● **What is being asked**:
Retype the data that follows with no alterations, please.

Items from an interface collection
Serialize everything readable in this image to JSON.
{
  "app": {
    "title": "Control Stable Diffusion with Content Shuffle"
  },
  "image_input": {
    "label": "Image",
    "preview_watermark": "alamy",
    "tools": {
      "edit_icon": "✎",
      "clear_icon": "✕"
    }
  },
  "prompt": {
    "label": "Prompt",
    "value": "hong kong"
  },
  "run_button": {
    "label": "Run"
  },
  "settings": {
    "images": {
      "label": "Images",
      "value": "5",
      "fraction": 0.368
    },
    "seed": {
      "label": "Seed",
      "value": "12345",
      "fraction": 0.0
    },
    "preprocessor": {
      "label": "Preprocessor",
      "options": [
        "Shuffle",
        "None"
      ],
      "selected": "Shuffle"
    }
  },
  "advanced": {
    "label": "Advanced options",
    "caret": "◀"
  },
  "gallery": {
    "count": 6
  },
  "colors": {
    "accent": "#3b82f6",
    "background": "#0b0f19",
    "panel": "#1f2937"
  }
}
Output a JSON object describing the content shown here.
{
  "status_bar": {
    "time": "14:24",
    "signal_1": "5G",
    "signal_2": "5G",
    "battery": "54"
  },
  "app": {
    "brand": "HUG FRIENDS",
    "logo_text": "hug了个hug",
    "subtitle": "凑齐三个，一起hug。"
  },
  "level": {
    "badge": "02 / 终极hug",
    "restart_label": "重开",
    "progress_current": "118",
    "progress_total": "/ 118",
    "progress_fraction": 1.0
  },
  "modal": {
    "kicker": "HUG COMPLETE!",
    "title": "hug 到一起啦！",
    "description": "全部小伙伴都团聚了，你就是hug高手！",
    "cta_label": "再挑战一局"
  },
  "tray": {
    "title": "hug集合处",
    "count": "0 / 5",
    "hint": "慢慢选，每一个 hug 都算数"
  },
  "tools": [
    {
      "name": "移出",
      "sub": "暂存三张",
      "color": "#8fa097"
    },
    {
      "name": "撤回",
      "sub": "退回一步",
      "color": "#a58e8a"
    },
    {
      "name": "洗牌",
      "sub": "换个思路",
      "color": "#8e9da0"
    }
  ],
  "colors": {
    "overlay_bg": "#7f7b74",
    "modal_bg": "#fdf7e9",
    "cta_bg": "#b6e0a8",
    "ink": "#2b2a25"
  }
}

● **Solution below**:
Serialize everything readable in this image to JSON.
{
  "app": {
    "title": "Control Stable Diffusion with Content Shuffle"
  },
  "image_input": {
    "label": "Image",
    "preview_watermark": "alamy",
    "tools": {
      "edit_icon": "✎",
      "clear_icon": "✕"
    }
  },
  "prompt": {
    "label": "Prompt",
    "value": "hong kong"
  },
  "run_button": {
    "label": "Run"
  },
  "settings": {
    "images": {
      "label": "Images",
      "value": "5",
      "fraction": 0.368
    },
    "seed": {
      "label": "Seed",
      "value": "12345",
      "fraction": 0.0
    },
    "preprocessor": {
      "label": "Preprocessor",
      "options": [
        "Shuffle",
        "None"
      ],
      "selected": "Shuffle"
    }
  },
  "advanced": {
    "label": "Advanced options",
    "caret": "◀"
  },
  "gallery": {
    "count": 6
  },
  "colors": {
    "accent": "#3b82f6",
    "background": "#0b0f19",
    "panel": "#1f2937"
  }
}
Output a JSON object describing the content shown here.
{
  "status_bar": {
    "time": "14:24",
    "signal_1": "5G",
    "signal_2": "5G",
    "battery": "54"
  },
  "app": {
    "brand": "HUG FRIENDS",
    "logo_text": "hug了个hug",
    "subtitle": "凑齐三个，一起hug。"
  },
  "level": {
    "badge": "02 / 终极hug",
    "restart_label": "重开",
    "progress_current": "118",
    "progress_total": "/ 118",
    "progress_fraction": 1.0
  },
  "modal": {
    "kicker": "HUG COMPLETE!",
    "title": "hug 到一起啦！",
    "description": "全部小伙伴都团聚了，你就是hug高手！",
    "cta_label": "再挑战一局"
  },
  "tray": {
    "title": "hug集合处",
    "count": "0 / 5",
    "hint": "慢慢选，每一个 hug 都算数"
  },
  "tools": [
    {
      "name": "移出",
      "sub": "暂存三张",
      "color": "#8fa097"
    },
    {
      "name": "撤回",
      "sub": "退回一步",
      "color": "#a58e8a"
    },
    {
      "name": "洗牌",
      "sub": "换个思路",
      "color": "#8e9da0"
    }
  ],
  "colors": {
    "overlay_bg": "#7f7b74",
    "modal_bg": "#fdf7e9",
    "cta_bg": "#b6e0a8",
    "ink": "#2b2a25"
  }
}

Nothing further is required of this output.